In confession, I struggle with joy. I have written about this often. But God, I am asking for more pleasure in you. I long to believe the truth that despite our failures, flaws, and outcomes, this spirit is not a condition but an infinite choice to rejoice in thanksgiving in you. Lord, we long for more of your pure joy as we rejoice in your faithfulness. Even in the sorrow and doubt, I will praise. For praise is the password to joy.

"You can pass through his open gates with the password of praise. Come right into his presence with thanksgiving. Come bring your thank offering to him and affectionately bless his beautiful name.” (Psalm 100:4, TPT)

Agape, Amber

Design Credit: SWN/Bethany Pyle

amber ginter headshotAmber Ginter is a teacher-turned-author who loves Jesus, her husband Ben, and granola.
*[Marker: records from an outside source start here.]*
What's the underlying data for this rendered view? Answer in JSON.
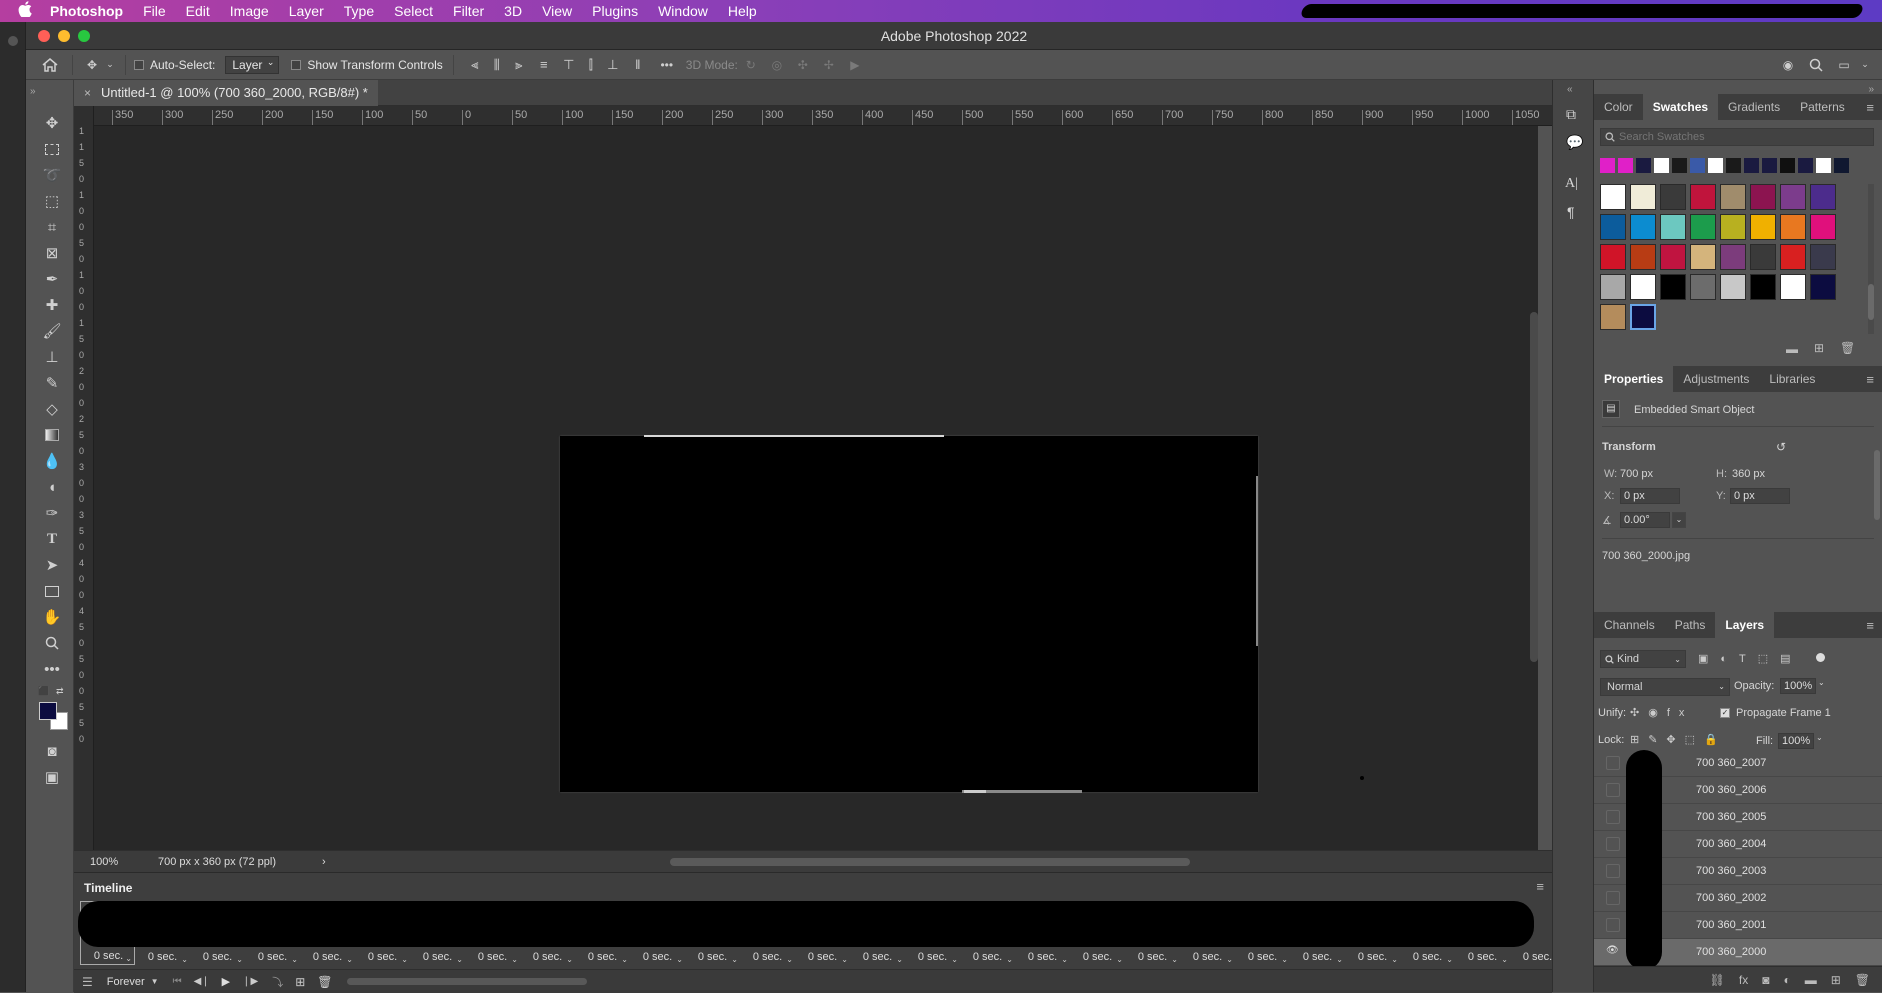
{
  "menubar": {
    "apple": "",
    "app": "Photoshop",
    "items": [
      "File",
      "Edit",
      "Image",
      "Layer",
      "Type",
      "Select",
      "Filter",
      "3D",
      "View",
      "Plugins",
      "Window",
      "Help"
    ]
  },
  "window": {
    "title": "Adobe Photoshop 2022"
  },
  "options": {
    "auto_select": "Auto-Select:",
    "layer_select": "Layer",
    "show_transform": "Show Transform Controls",
    "three_d_mode": "3D Mode:",
    "more": "•••"
  },
  "document": {
    "tab": "Untitled-1 @ 100% (700 360_2000, RGB/8#) *"
  },
  "ruler_h": [
    "350",
    "300",
    "250",
    "200",
    "150",
    "100",
    "50",
    "0",
    "50",
    "100",
    "150",
    "200",
    "250",
    "300",
    "350",
    "400",
    "450",
    "500",
    "550",
    "600",
    "650",
    "700",
    "750",
    "800",
    "850",
    "900",
    "950",
    "1000",
    "1050"
  ],
  "ruler_v": [
    "1",
    "1",
    "5",
    "0",
    "1",
    "0",
    "0",
    "5",
    "0",
    "1",
    "0",
    "0",
    "1",
    "5",
    "0",
    "2",
    "0",
    "0",
    "2",
    "5",
    "0",
    "3",
    "0",
    "0",
    "3",
    "5",
    "0",
    "4",
    "0",
    "0",
    "4",
    "5",
    "0",
    "5",
    "0",
    "0",
    "5",
    "5",
    "0"
  ],
  "status": {
    "zoom": "100%",
    "size": "700 px x 360 px (72 ppl)",
    "arrow": "›"
  },
  "timeline": {
    "title": "Timeline",
    "frame_time": "0 sec.",
    "loop": "Forever"
  },
  "swatches": {
    "tabs": [
      "Color",
      "Swatches",
      "Gradients",
      "Patterns"
    ],
    "search_placeholder": "Search Swatches",
    "recent": [
      "#e020c8",
      "#e020c8",
      "#1a1a40",
      "#ffffff",
      "#1a1a1a",
      "#3a5aa8",
      "#ffffff",
      "#1a1a1a",
      "#1a1a40",
      "#1a1a40",
      "#101010",
      "#1a1a40",
      "#ffffff",
      "#101830"
    ],
    "grid": [
      [
        "#ffffff",
        "#f0ecd8",
        "#3a3a3a",
        "#c0143c",
        "#a08c6c",
        "#8c1450",
        "#7c3c8c",
        "#4c2c8c"
      ],
      [
        "#0c5c9c",
        "#0c8cd0",
        "#6cc8c0",
        "#1c9c4c",
        "#b8b020",
        "#f0b000",
        "#e87820",
        "#e0107c"
      ],
      [
        "#d01428",
        "#b83c14",
        "#c01440",
        "#d4b47c",
        "#7c3c7c",
        "#3a3a3a",
        "#d82020",
        "#3a3a4c"
      ],
      [
        "#a8a8a8",
        "#ffffff",
        "#000000",
        "#6c6c6c",
        "#c8c8c8",
        "#000000",
        "#ffffff",
        "#0c0c40"
      ],
      [
        "#b48c5c",
        "#0c0c40"
      ]
    ]
  },
  "properties": {
    "tabs": [
      "Properties",
      "Adjustments",
      "Libraries"
    ],
    "type": "Embedded Smart Object",
    "transform": "Transform",
    "w_label": "W:",
    "w": "700 px",
    "h_label": "H:",
    "h": "360 px",
    "x_label": "X:",
    "x": "0 px",
    "y_label": "Y:",
    "y": "0 px",
    "angle": "0.00°",
    "file": "700 360_2000.jpg"
  },
  "layers": {
    "tabs": [
      "Channels",
      "Paths",
      "Layers"
    ],
    "kind": "Kind",
    "blend": "Normal",
    "opacity_label": "Opacity:",
    "opacity": "100%",
    "unify": "Unify:",
    "propagate": "Propagate Frame 1",
    "lock": "Lock:",
    "fill_label": "Fill:",
    "fill": "100%",
    "items": [
      "700 360_2007",
      "700 360_2006",
      "700 360_2005",
      "700 360_2004",
      "700 360_2003",
      "700 360_2002",
      "700 360_2001",
      "700 360_2000"
    ]
  }
}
Growing up Amber looked for faith and mental health resources and found none. Today, she offers hope for young Christians struggling with mental illness that goes beyond simply reading your Bible and praying more. Because you can love Jesus and still suffer from anxiety. You can download her top faith and mental health resources for free to help navigate books, podcasts, videos, and influencers from a faith lens perspective. Visit her website at

Want more interaction with the women of iBelieve? Join our fans, writers, and editors at the iBelieve Facebook group, Together in Faith, for more videos, stories, testimonies, prayers and more. Visit here to join the community!